Nike (NYSE:NKE) will report its third-quarter earnings on Mar. 22 after the market close. It's been a tough year for Nike with North American revenue, gross margin, and earnings coming in lower than the year before.

In recent quarters, management has been pointing investors to its long-term strategy to reignite revenue and earnings growth, which includes innovating in footwear and investing in digital sales channels. As Nike gets set to launch several product styles over the coming months, investors will want to see that it can still out-innovate the competition.

The bottom side of a Nike running shoe.

The new Nike React foam cushioning technology. Image source: Nike.

Key numbers are expected to be weak

Management doesn't give specific guidance for revenue or earnings per share, but it expects revenue growth at or slightly below the rate for the second quarter, in which revenue grew 5% on a reported basis and 3% excluding currency changes.

The consensus analyst estimate calls for third-quarter revenue to grow 4.9% to $8.85 billion, and earnings to be down 22% to $0.53 per share.

Nike has faced major headwinds resulting from a promotional environment in the U.S. retail industry, as well as competition from Adidas, which has been posting much stronger revenue growth in North America.

These headwinds have put a lot of pressure on Nike's gross margin over the last few years, during which it contracted from 46.2% in fiscal 2016 to 43.3% through the first six months of fiscal 2018 (ending in May).

Management expects gross margin to contract another 125 to 175 basis points for the third quarter, but this is mainly a result of higher costs stemming from the new products Nike is launching -- including the Nike React foam cushioning technology pictured above -- in an attempt to win back market share. Gross margin should improve in the fourth quarter as currency fluctuations are expected to swing back in the company's favor and as investments in new products begin to pay off.

Management said it will "remain disciplined" in controlling operating expense, but it is also continuing to spend in areas that will fuel growth, such as creating greater brand distinction in new product styles and continuing to build out its digital capabilities.

The 3 things to watch

New products were launched at the end of the third quarter, and we won't know what impact these will have on revenue until Nike reports fourth-quarter earnings later this summer. Nonetheless, on the upcoming conference call, investors will want to know how those products are performing, because renewed innovation efforts are critical to Nike's North American turnaround.

Growth in the international sector, which makes up over 50% of total revenue, will also be important in offsetting weak growth at home. In the first six months of fiscal 2018, international growth has been strong with sales in Europe up 9% year over year. And in China, which is estimated to be a $850 billion athletic apparel market by 2025, revenue grew 13%.

On the second-quarter conference call, CFO Andrew Campion said, "We see momentum and a pull market building beneath the surface of our aggregated results." The momentum is in Nike's direct-to-consumer sales, including digital sales and Nike Brand retail stores, which grew 13% year over year in the first half of fiscal 2018. That's compared to flat results in Nike's wholesale business.

Digital sales, which include sales from Nike.com and mobile apps, represent only 7% of total revenue, but they grew 29% year over year in the second quarter. Nike has enjoyed success with its mobile apps, and because these apps haven't yet reached all of the company's markets, management has high expectations for the growth of digital sales going forward.

Foolish final thoughts

We already know Nike will likely report weak sales in North America, so it's important for international regions to maintain their stronger trends.

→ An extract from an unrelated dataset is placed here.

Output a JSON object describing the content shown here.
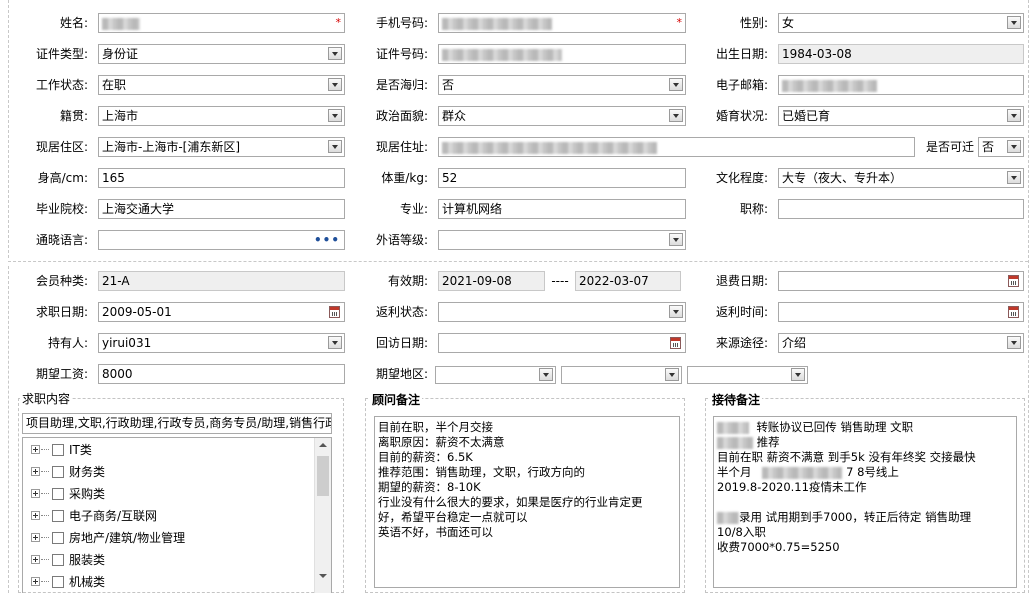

Margins will also be weak due to a soft North American retail market and higher costs for new products -- the same goes for bottom line earnings.

However, looking past those headline numbers, investors will most want to hear about digital sales and new product performance. Nike says it's getting ready to launch "more scale and innovation than at any other time" in company history. The next few quarters will be crucial for Nike to reassure investors that the brand still has the strength stay on top of the competition.

John Ballard has no position in any of the stocks mentioned. The Motley Fool owns shares of and recommends Nike. The Motley Fool has a disclosure policy.